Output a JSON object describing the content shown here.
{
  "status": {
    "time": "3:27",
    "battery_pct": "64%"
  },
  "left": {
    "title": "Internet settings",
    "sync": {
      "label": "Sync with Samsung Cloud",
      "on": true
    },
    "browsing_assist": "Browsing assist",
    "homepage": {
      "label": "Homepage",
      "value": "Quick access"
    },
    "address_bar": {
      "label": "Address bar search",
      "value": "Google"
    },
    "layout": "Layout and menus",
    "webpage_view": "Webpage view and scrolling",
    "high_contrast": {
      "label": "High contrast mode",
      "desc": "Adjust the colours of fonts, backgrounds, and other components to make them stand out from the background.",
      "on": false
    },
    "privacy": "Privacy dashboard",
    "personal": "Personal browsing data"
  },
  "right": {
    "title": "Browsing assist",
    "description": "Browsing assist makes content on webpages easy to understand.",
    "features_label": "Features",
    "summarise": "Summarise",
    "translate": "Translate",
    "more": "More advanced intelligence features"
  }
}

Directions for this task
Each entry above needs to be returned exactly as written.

Answer section
Output a JSON object describing the content shown here.
{
  "status": {
    "time": "3:27",
    "battery_pct": "64%"
  },
  "left": {
    "title": "Internet settings",
    "sync": {
      "label": "Sync with Samsung Cloud",
      "on": true
    },
    "browsing_assist": "Browsing assist",
    "homepage": {
      "label": "Homepage",
      "value": "Quick access"
    },
    "address_bar": {
      "label": "Address bar search",
      "value": "Google"
    },
    "layout": "Layout and menus",
    "webpage_view": "Webpage view and scrolling",
    "high_contrast": {
      "label": "High contrast mode",
      "desc": "Adjust the colours of fonts, backgrounds, and other components to make them stand out from the background.",
      "on": false
    },
    "privacy": "Privacy dashboard",
    "personal": "Personal browsing data"
  },
  "right": {
    "title": "Browsing assist",
    "description": "Browsing assist makes content on webpages easy to understand.",
    "features_label": "Features",
    "summarise": "Summarise",
    "translate": "Translate",
    "more": "More advanced intelligence features"
  }
}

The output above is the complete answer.